By now, the entire technology world knows of the truly epic fail that is / was the WeWork IPO. Naturally, the pundits, trolls, better-thans and I-Told-You-Sos are coming out swinging.
Shit, if I’m honest, I’ve talked smack about WeWork plenty of times…! Why? Because they (Adam specifically) have made it incredibly easy:
Adam Neumann has sold $700 million in stock. … This is 700 million red flags that spell words on the field of a football field at halftime: “Get me the hell out of this stock, but YOU should buy some.”Scott Galloway
But after given it a bit of thought I think that Adam has provided a really great lesson for existing and would-be startup founders who eventually want to go “all the way” towards an
Initial Public Offering — it’s that honesty and transparency is the only way to lead, manage, and operate a company.
Why? Because eventually everyone will know everything, most especially the money (and the many trails and backroads and switchbacks that money can travel at times…). The IPO Prospectus ensures that all of these details are front-and-center so that the retail customer knows what they are buying — anything other than the absolute truth is… well, fraud.
So, a couple things here:
- I think that it’s still very healthy to actively dream about taking your small and insignificant idea all the way to ringing the opening bell. Thinking big about not just the impact that you’ll make in the world through a well-designed and conscientious product but also how you may successfully change the course of your (and your family’s) financial trajectory is a good thing. For those who want to go IPO, go for it yo, allthethings.
- For those that may not necessarily be interested in the IPO-route, I still think it’s worth considering simply because optionality is leverage when it comes to decision making and, at least for me, being able to creatively think about a number of possibilities and outcomes helps me process better. But even more so it forces you to think, act, and generally behave in a manner that is aligned with honesty, transparency, and simply telling the truth. Acting as if you’re headed towards an IPO can be a simple cultural gut-check for you and the rest of your team, even if you think the chances are slim.
Thank you Adam for reminding all of us of the fact that very few secrets (if any!) will ever stay hidden forever.
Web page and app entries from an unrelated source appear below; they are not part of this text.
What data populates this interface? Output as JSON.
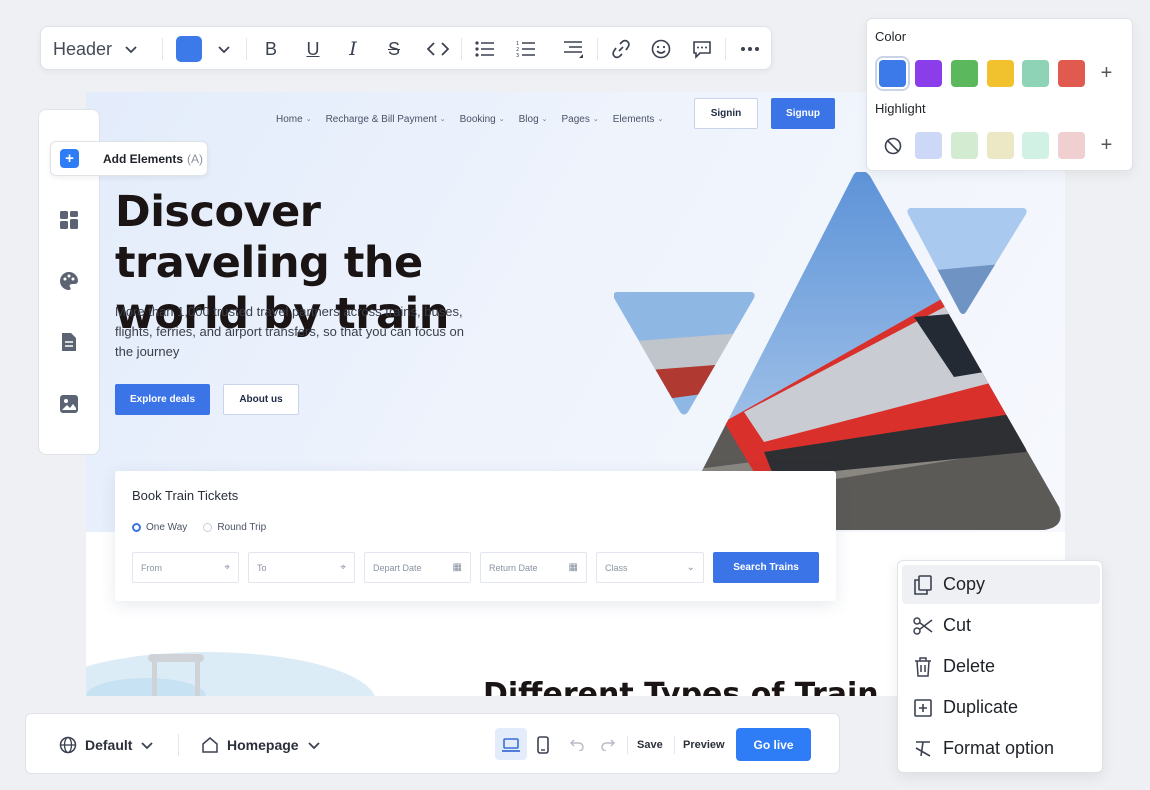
{
  "toolbar": {
    "style_select": "Header",
    "text_color": "#3b7ae8",
    "icons": [
      "chevron-down-icon",
      "bold-icon",
      "underline-icon",
      "italic-icon",
      "strikethrough-icon",
      "code-icon",
      "bullet-list-icon",
      "numbered-list-icon",
      "align-icon",
      "link-icon",
      "emoji-icon",
      "comment-icon",
      "more-icon"
    ]
  },
  "side_tools": {
    "add_elements_label": "Add Elements",
    "add_elements_shortcut": "(A)",
    "icons": [
      "add-icon",
      "layout-icon",
      "palette-icon",
      "page-icon",
      "media-icon"
    ]
  },
  "color_panel": {
    "color_label": "Color",
    "highlight_label": "Highlight",
    "colors": [
      "#3b7ae8",
      "#8a3de8",
      "#5cb85c",
      "#f2c12e",
      "#8fd3b7",
      "#e05a4f"
    ],
    "highlights": [
      "#cdd8f6",
      "#d3ecd1",
      "#ece8c6",
      "#d1f1e4",
      "#f0cfd0"
    ]
  },
  "context_menu": {
    "items": [
      {
        "label": "Copy",
        "icon": "copy-icon"
      },
      {
        "label": "Cut",
        "icon": "scissors-icon"
      },
      {
        "label": "Delete",
        "icon": "trash-icon"
      },
      {
        "label": "Duplicate",
        "icon": "duplicate-icon"
      },
      {
        "label": "Format option",
        "icon": "clear-format-icon"
      }
    ]
  },
  "bottom_bar": {
    "language": "Default",
    "page": "Homepage",
    "save": "Save",
    "preview": "Preview",
    "go_live": "Go live"
  },
  "site": {
    "nav": [
      "Home",
      "Recharge & Bill Payment",
      "Booking",
      "Blog",
      "Pages",
      "Elements"
    ],
    "signin": "Signin",
    "signup": "Signup",
    "hero_title": "Discover traveling the world by train",
    "hero_subtitle": "More than 1,000 trusted travel partners across trains, buses, flights, ferries, and airport transfers, so that you can focus on the journey",
    "explore": "Explore deals",
    "about": "About us",
    "booking": {
      "title": "Book Train Tickets",
      "one_way": "One Way",
      "round_trip": "Round Trip",
      "from": "From",
      "to": "To",
      "depart": "Depart Date",
      "return": "Return Date",
      "class": "Class",
      "search": "Search Trains"
    },
    "section_title": "Different Types of Train"
  }
}
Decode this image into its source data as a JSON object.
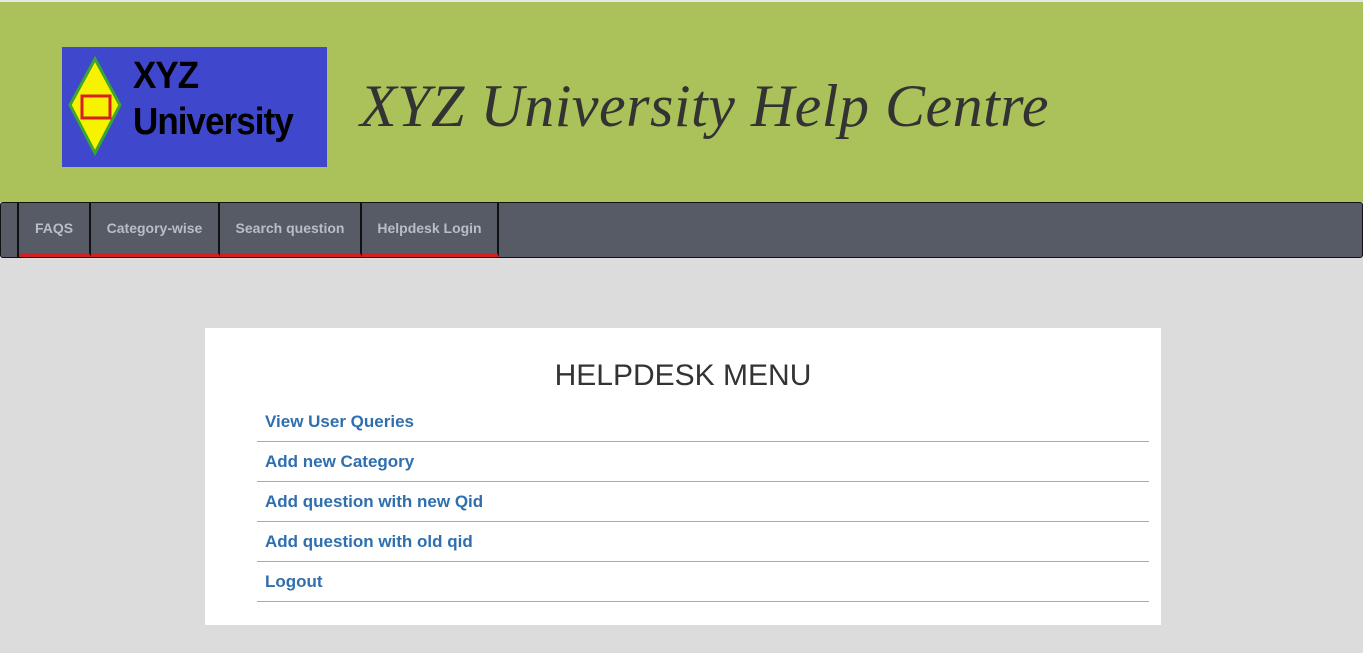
{
  "header": {
    "logo_text_line1": "XYZ",
    "logo_text_line2": "University",
    "site_title": "XYZ University Help Centre"
  },
  "nav": {
    "items": [
      {
        "label": "FAQS"
      },
      {
        "label": "Category-wise"
      },
      {
        "label": "Search question"
      },
      {
        "label": "Helpdesk Login"
      }
    ]
  },
  "main": {
    "title": "HELPDESK MENU",
    "menu": [
      {
        "label": "View User Queries"
      },
      {
        "label": "Add new Category"
      },
      {
        "label": "Add question with new Qid"
      },
      {
        "label": "Add question with old qid"
      },
      {
        "label": "Logout"
      }
    ]
  },
  "colors": {
    "header_bg": "#abc15a",
    "logo_bg": "#3f47cc",
    "nav_bg": "#575b65",
    "nav_underline": "#d42020",
    "link": "#2f6fae",
    "page_bg": "#dcdcdc"
  }
}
Oh, and by the way… I believe that this truth applies not just to our professional lives but also our personal ones as well. Secrets are just too hard to keep… secret. Eventually, inevitably, all things will be revealed.